That move could play well with his base, but it’s also a move that could have been made weeks ago. And it will face serious court challenges.

Trump and Republicans do have other reasons to crow. They beat back a Democratic effort to cap the number of detention beds for undocumented immigrants apprehended inside the country.

They also think the legislation leaves Trump the flexibility to shift funds unilaterally in order to fund his wall and increase the number of detention beds, even without explicit congressional approval.

House conservatives

In December, conservative leaders, including House Freedom Caucus Chairman Mark MeadowsMark Randall MeadowsHillicon Valley: Trump threatens Michigan, Nevada over mail-in voting | Officials call for broadband expansion during pandemic | Democrats call for investigation into Uber-Grubhub deal Trump threatens to withhold Michigan, Nevada funding over mail-in voting Democrats launch probe into Trump's firing of State Department watchdog, Pompeo MORE (R-N.C.), lobbied Trump to shut down the government if Democrats didn’t cave and agree to fund his wall.

Trump listened to that advice — and has ended up with less money, and fewer miles, for the wall than Senate Republicans and Democrats had negotiated last year.

Last summer, Senate appropriators agreed to set aside $1.6 billion to build 65 miles of border fencing. The bipartisan pact passed by Congress this week hands Trump just $1.375 billion for 55 miles of physical barriers.

It’s unclear if Trump will continue listening to Meadows and other unofficial advisers on the right who helped lead Trump down this path. While Trump sided with the Freedom Caucus in using his executive authority, he ignored the conservative group’s proposed one-week stopgap funding measure designed to give the president more time to negotiate a better deal.

Instead, he signed the longer-term agreement that Senate Majority Mitch McConnellAddison (Mitch) Mitchell McConnellMemorial Day weekend deals latest economic blow to travel industry Senate Republicans call on DOJ to investigate Planned Parenthood loans On The Money: Jobless rate exceeds 20 percent in three states | Senate goes on break without passing small business loan fix | Biden pledges to not raise taxes on those making under 0K MORE (R-Ky.) and others on Capitol Hill were begging him to support.

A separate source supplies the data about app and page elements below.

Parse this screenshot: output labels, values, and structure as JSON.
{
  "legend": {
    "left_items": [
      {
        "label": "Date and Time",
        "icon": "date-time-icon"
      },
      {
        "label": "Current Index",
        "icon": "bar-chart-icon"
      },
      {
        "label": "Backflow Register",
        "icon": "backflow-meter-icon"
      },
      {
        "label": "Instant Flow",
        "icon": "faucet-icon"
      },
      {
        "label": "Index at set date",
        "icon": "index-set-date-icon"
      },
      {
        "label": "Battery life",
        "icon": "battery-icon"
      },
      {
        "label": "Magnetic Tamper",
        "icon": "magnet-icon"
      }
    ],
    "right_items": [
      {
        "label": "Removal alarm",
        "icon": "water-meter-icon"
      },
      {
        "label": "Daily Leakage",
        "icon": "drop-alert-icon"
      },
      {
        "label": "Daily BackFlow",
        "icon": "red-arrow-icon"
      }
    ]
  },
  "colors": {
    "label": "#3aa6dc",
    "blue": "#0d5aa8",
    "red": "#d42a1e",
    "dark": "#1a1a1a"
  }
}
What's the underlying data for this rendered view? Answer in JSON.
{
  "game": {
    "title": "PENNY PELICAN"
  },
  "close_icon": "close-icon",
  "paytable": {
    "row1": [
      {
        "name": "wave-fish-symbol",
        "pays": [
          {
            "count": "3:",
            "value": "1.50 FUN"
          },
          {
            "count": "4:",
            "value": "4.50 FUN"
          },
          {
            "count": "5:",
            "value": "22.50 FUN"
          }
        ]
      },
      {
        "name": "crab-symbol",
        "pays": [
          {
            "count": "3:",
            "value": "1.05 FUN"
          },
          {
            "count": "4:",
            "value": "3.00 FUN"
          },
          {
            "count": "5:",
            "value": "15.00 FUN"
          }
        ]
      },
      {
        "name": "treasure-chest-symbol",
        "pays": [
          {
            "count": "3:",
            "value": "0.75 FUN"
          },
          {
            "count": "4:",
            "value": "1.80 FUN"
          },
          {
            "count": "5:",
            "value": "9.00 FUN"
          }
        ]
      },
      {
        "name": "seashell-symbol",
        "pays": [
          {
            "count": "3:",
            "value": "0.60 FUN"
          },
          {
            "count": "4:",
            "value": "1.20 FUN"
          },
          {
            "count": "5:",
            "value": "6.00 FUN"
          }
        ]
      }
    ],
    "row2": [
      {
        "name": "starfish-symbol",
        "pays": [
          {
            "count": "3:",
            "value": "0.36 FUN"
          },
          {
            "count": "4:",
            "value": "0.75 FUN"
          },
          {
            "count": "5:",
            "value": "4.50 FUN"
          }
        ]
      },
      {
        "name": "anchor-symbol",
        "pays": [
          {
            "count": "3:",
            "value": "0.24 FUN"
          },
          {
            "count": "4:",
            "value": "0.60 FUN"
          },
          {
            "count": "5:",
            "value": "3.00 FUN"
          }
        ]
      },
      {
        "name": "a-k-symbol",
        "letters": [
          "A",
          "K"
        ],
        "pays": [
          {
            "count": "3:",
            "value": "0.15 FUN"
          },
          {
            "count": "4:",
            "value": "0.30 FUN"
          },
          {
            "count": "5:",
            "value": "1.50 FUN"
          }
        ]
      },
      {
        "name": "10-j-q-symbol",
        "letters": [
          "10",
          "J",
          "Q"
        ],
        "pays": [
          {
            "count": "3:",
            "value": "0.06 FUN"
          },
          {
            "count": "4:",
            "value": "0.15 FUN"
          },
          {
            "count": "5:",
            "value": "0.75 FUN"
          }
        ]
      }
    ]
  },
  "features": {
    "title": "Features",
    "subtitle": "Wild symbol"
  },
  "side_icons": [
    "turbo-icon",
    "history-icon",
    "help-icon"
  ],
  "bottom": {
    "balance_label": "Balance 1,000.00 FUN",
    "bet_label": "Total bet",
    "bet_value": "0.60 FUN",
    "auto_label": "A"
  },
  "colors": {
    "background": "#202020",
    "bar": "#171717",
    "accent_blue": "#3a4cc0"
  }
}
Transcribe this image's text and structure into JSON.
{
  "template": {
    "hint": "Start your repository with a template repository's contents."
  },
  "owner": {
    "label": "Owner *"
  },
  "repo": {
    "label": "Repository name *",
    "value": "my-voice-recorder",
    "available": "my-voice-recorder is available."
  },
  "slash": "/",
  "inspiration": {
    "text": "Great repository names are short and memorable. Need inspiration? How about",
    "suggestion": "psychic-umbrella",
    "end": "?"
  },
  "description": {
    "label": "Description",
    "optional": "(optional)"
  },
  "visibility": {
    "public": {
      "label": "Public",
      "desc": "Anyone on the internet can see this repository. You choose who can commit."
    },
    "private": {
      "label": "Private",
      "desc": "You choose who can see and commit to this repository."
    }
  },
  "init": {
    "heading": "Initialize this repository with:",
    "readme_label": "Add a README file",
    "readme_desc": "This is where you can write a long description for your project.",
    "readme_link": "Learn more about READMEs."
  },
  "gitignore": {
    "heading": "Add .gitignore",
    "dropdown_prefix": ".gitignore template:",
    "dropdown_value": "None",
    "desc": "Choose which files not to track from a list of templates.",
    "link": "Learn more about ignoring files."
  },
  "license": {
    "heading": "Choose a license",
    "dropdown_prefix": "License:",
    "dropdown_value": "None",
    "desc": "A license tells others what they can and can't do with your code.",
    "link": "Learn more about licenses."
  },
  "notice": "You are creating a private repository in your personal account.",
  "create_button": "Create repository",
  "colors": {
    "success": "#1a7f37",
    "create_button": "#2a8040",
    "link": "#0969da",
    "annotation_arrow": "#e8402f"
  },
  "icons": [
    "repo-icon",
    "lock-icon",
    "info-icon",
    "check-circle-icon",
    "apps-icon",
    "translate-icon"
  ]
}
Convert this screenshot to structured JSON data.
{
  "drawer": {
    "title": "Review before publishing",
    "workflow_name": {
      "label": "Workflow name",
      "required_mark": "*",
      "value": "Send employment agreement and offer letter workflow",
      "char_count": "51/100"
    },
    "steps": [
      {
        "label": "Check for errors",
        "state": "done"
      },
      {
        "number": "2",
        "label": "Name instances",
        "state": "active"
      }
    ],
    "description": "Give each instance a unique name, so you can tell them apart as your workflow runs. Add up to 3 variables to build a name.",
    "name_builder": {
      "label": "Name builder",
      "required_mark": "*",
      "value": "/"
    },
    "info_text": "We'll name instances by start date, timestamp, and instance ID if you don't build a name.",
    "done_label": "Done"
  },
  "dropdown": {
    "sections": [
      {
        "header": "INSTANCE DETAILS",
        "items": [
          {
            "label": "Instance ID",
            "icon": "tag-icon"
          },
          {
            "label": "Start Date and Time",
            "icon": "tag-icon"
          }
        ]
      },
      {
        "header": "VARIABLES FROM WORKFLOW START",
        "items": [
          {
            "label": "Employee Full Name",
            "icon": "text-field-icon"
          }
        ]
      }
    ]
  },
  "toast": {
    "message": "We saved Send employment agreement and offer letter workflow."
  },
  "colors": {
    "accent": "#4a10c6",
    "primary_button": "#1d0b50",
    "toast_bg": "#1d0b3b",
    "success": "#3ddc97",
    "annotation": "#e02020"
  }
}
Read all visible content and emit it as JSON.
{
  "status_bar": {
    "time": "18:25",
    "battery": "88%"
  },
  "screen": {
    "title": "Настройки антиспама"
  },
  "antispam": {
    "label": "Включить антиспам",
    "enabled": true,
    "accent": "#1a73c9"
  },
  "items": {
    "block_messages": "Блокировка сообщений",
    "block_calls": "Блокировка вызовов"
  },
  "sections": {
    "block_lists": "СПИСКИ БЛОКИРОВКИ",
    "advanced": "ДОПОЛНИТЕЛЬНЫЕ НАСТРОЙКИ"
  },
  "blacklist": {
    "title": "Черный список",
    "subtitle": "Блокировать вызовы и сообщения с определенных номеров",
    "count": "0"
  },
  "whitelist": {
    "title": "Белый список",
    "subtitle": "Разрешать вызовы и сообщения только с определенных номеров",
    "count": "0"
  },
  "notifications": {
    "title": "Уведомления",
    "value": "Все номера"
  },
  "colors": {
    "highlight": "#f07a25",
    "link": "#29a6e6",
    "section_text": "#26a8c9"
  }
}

Federal contractors and women programs

Federal workers got back pay from the 35-day shutdown over December and January, as well as a nearly 2 percent pay raise.

Thousands of federal contractors weren’t as lucky.

Despite an eleventh-hour push by Democrats, back pay for federal contractors who didn’t get paychecks during the longest shutdown in U.S. history was left out of the final funding package. That includes people like custodians and security guards, as well as defense contractors and consultants.

Key GOP leaders and appropriators rejected the back pay, especially since Trump was signaling to Republicans on the Hill that he wouldn’t sign anything that included the back pay provision.  

Negotiators also weren’t able to come to an agreement on an extension of the Violence Against Women Act (VAWA), which provides grant funding for programs to combat sexual and violent assault against women.

That means VAWA programs will expire at midnight Saturday.